#### [Problem requirements]
Only an exact reprint of all the data is acceptable.
Top of Records for processing
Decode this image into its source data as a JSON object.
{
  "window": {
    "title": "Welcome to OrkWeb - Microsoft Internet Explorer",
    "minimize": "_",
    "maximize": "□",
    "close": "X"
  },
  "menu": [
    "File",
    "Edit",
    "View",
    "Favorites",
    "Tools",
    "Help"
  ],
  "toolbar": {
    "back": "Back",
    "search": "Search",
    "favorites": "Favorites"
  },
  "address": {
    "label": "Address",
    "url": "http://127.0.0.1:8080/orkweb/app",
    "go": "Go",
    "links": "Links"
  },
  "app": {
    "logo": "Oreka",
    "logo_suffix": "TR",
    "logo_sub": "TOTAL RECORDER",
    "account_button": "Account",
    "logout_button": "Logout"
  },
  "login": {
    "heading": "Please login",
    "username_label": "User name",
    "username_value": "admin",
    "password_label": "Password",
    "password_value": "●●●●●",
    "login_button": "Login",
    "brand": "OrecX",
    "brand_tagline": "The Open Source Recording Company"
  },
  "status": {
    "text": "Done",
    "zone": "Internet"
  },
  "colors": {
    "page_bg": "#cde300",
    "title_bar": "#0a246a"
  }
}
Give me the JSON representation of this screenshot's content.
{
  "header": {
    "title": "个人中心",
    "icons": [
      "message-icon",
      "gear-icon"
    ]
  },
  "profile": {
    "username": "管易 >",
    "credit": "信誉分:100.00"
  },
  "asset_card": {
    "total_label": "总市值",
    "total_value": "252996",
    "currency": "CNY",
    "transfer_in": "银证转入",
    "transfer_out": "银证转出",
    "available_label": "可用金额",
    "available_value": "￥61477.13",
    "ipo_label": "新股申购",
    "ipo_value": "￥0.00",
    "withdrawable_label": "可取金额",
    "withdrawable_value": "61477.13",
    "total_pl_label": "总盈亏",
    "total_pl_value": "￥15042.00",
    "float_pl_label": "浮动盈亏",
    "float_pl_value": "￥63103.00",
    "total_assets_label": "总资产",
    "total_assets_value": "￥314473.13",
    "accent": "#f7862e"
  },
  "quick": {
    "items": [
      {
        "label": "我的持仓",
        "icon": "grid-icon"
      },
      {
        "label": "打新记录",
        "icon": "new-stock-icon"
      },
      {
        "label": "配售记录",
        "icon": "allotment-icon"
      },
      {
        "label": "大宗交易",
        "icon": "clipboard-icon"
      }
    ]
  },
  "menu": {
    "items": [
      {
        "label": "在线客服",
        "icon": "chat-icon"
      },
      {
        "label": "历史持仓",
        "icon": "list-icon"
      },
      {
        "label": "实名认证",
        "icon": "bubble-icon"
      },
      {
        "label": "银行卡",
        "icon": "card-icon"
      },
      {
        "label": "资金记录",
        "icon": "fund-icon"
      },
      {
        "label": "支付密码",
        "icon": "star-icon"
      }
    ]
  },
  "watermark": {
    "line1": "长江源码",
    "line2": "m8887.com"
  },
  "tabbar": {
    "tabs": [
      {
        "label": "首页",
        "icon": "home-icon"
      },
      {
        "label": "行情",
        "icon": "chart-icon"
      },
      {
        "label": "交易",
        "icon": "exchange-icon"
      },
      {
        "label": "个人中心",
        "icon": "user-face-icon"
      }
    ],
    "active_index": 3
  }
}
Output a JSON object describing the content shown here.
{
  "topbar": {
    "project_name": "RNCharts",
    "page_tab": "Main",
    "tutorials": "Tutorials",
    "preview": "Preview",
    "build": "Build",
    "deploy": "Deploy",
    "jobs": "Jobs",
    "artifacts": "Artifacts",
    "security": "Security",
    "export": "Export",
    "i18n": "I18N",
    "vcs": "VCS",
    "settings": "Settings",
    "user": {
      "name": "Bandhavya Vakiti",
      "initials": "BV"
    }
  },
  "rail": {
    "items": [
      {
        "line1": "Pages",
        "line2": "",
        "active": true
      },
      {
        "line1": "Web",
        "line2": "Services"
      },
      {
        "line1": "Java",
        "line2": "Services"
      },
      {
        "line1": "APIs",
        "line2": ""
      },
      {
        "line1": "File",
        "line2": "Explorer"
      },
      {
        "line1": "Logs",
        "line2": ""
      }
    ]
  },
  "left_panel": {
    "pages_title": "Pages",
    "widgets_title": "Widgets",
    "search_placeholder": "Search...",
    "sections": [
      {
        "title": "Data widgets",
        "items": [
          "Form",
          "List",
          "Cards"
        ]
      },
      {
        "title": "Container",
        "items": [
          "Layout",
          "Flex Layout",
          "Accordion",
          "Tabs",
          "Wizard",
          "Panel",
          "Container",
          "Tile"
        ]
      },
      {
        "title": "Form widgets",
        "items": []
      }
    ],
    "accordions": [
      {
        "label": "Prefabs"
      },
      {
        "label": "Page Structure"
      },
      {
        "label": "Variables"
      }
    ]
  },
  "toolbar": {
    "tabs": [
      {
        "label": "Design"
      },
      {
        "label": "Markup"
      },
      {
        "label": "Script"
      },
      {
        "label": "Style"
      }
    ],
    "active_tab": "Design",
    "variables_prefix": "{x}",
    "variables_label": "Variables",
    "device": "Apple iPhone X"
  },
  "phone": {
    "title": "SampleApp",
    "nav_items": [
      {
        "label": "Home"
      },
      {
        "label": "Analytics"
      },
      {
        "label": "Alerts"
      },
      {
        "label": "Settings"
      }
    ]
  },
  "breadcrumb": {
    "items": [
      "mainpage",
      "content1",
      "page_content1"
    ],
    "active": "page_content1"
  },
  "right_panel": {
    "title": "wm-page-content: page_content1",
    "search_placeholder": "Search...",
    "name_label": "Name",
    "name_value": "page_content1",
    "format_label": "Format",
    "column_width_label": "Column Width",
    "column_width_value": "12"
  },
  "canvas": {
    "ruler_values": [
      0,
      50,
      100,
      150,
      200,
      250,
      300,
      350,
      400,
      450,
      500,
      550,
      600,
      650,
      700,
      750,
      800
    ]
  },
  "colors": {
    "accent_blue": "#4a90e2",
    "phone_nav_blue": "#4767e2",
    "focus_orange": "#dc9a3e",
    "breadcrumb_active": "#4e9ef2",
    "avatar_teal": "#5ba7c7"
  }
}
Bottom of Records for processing
#### [Reply to the exercise]
Decode this image into its source data as a JSON object.
{
  "window": {
    "title": "Welcome to OrkWeb - Microsoft Internet Explorer",
    "minimize": "_",
    "maximize": "□",
    "close": "X"
  },
  "menu": [
    "File",
    "Edit",
    "View",
    "Favorites",
    "Tools",
    "Help"
  ],
  "toolbar": {
    "back": "Back",
    "search": "Search",
    "favorites": "Favorites"
  },
  "address": {
    "label": "Address",
    "url": "http://127.0.0.1:8080/orkweb/app",
    "go": "Go",
    "links": "Links"
  },
  "app": {
    "logo": "Oreka",
    "logo_suffix": "TR",
    "logo_sub": "TOTAL RECORDER",
    "account_button": "Account",
    "logout_button": "Logout"
  },
  "login": {
    "heading": "Please login",
    "username_label": "User name",
    "username_value": "admin",
    "password_label": "Password",
    "password_value": "●●●●●",
    "login_button": "Login",
    "brand": "OrecX",
    "brand_tagline": "The Open Source Recording Company"
  },
  "status": {
    "text": "Done",
    "zone": "Internet"
  },
  "colors": {
    "page_bg": "#cde300",
    "title_bar": "#0a246a"
  }
}
Give me the JSON representation of this screenshot's content.
{
  "header": {
    "title": "个人中心",
    "icons": [
      "message-icon",
      "gear-icon"
    ]
  },
  "profile": {
    "username": "管易 >",
    "credit": "信誉分:100.00"
  },
  "asset_card": {
    "total_label": "总市值",
    "total_value": "252996",
    "currency": "CNY",
    "transfer_in": "银证转入",
    "transfer_out": "银证转出",
    "available_label": "可用金额",
    "available_value": "￥61477.13",
    "ipo_label": "新股申购",
    "ipo_value": "￥0.00",
    "withdrawable_label": "可取金额",
    "withdrawable_value": "61477.13",
    "total_pl_label": "总盈亏",
    "total_pl_value": "￥15042.00",
    "float_pl_label": "浮动盈亏",
    "float_pl_value": "￥63103.00",
    "total_assets_label": "总资产",
    "total_assets_value": "￥314473.13",
    "accent": "#f7862e"
  },
  "quick": {
    "items": [
      {
        "label": "我的持仓",
        "icon": "grid-icon"
      },
      {
        "label": "打新记录",
        "icon": "new-stock-icon"
      },
      {
        "label": "配售记录",
        "icon": "allotment-icon"
      },
      {
        "label": "大宗交易",
        "icon": "clipboard-icon"
      }
    ]
  },
  "menu": {
    "items": [
      {
        "label": "在线客服",
        "icon": "chat-icon"
      },
      {
        "label": "历史持仓",
        "icon": "list-icon"
      },
      {
        "label": "实名认证",
        "icon": "bubble-icon"
      },
      {
        "label": "银行卡",
        "icon": "card-icon"
      },
      {
        "label": "资金记录",
        "icon": "fund-icon"
      },
      {
        "label": "支付密码",
        "icon": "star-icon"
      }
    ]
  },
  "watermark": {
    "line1": "长江源码",
    "line2": "m8887.com"
  },
  "tabbar": {
    "tabs": [
      {
        "label": "首页",
        "icon": "home-icon"
      },
      {
        "label": "行情",
        "icon": "chart-icon"
      },
      {
        "label": "交易",
        "icon": "exchange-icon"
      },
      {
        "label": "个人中心",
        "icon": "user-face-icon"
      }
    ],
    "active_index": 3
  }
}
Output a JSON object describing the content shown here.
{
  "topbar": {
    "project_name": "RNCharts",
    "page_tab": "Main",
    "tutorials": "Tutorials",
    "preview": "Preview",
    "build": "Build",
    "deploy": "Deploy",
    "jobs": "Jobs",
    "artifacts": "Artifacts",
    "security": "Security",
    "export": "Export",
    "i18n": "I18N",
    "vcs": "VCS",
    "settings": "Settings",
    "user": {
      "name": "Bandhavya Vakiti",
      "initials": "BV"
    }
  },
  "rail": {
    "items": [
      {
        "line1": "Pages",
        "line2": "",
        "active": true
      },
      {
        "line1": "Web",
        "line2": "Services"
      },
      {
        "line1": "Java",
        "line2": "Services"
      },
      {
        "line1": "APIs",
        "line2": ""
      },
      {
        "line1": "File",
        "line2": "Explorer"
      },
      {
        "line1": "Logs",
        "line2": ""
      }
    ]
  },
  "left_panel": {
    "pages_title": "Pages",
    "widgets_title": "Widgets",
    "search_placeholder": "Search...",
    "sections": [
      {
        "title": "Data widgets",
        "items": [
          "Form",
          "List",
          "Cards"
        ]
      },
      {
        "title": "Container",
        "items": [
          "Layout",
          "Flex Layout",
          "Accordion",
          "Tabs",
          "Wizard",
          "Panel",
          "Container",
          "Tile"
        ]
      },
      {
        "title": "Form widgets",
        "items": []
      }
    ],
    "accordions": [
      {
        "label": "Prefabs"
      },
      {
        "label": "Page Structure"
      },
      {
        "label": "Variables"
      }
    ]
  },
  "toolbar": {
    "tabs": [
      {
        "label": "Design"
      },
      {
        "label": "Markup"
      },
      {
        "label": "Script"
      },
      {
        "label": "Style"
      }
    ],
    "active_tab": "Design",
    "variables_prefix": "{x}",
    "variables_label": "Variables",
    "device": "Apple iPhone X"
  },
  "phone": {
    "title": "SampleApp",
    "nav_items": [
      {
        "label": "Home"
      },
      {
        "label": "Analytics"
      },
      {
        "label": "Alerts"
      },
      {
        "label": "Settings"
      }
    ]
  },
  "breadcrumb": {
    "items": [
      "mainpage",
      "content1",
      "page_content1"
    ],
    "active": "page_content1"
  },
  "right_panel": {
    "title": "wm-page-content: page_content1",
    "search_placeholder": "Search...",
    "name_label": "Name",
    "name_value": "page_content1",
    "format_label": "Format",
    "column_width_label": "Column Width",
    "column_width_value": "12"
  },
  "canvas": {
    "ruler_values": [
      0,
      50,
      100,
      150,
      200,
      250,
      300,
      350,
      400,
      450,
      500,
      550,
      600,
      650,
      700,
      750,
      800
    ]
  },
  "colors": {
    "accent_blue": "#4a90e2",
    "phone_nav_blue": "#4767e2",
    "focus_orange": "#dc9a3e",
    "breadcrumb_active": "#4e9ef2",
    "avatar_teal": "#5ba7c7"
  }
}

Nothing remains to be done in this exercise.